Instructions to follow: Of all the lines in this material, how many have the word "commercial"? Give only the number.

Data supplied:
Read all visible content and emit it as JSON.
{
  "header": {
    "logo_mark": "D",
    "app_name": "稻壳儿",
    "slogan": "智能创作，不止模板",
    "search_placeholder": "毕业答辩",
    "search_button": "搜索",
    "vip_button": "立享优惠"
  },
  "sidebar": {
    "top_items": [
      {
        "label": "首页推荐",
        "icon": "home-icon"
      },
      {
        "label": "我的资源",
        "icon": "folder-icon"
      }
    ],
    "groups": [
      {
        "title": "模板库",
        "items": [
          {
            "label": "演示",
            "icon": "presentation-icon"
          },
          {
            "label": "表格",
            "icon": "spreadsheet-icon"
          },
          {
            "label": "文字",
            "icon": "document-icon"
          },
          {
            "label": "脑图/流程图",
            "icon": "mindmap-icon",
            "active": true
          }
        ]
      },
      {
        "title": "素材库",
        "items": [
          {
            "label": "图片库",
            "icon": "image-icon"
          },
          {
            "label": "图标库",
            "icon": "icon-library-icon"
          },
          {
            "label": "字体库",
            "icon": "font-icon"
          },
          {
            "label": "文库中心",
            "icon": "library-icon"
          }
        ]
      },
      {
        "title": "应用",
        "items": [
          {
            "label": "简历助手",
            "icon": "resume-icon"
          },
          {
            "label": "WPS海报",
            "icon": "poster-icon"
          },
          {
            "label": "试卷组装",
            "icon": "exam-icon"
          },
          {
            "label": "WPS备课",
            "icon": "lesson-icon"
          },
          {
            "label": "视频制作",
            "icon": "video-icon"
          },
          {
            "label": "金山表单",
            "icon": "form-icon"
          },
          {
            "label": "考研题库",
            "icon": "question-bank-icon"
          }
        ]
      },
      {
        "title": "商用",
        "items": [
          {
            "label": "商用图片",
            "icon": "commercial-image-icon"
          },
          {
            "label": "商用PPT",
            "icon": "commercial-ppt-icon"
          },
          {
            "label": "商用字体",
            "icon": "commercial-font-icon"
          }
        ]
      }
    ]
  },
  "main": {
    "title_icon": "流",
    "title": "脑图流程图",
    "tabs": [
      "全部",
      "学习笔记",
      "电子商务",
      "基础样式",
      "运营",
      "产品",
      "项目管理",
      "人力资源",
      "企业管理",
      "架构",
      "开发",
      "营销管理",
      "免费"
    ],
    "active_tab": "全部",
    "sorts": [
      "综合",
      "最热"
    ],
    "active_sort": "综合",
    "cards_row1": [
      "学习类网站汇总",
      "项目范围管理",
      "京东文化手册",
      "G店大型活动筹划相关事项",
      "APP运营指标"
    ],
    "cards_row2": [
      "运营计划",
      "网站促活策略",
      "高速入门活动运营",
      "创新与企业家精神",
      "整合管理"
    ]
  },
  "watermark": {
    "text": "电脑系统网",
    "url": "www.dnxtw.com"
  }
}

Exercise result: 3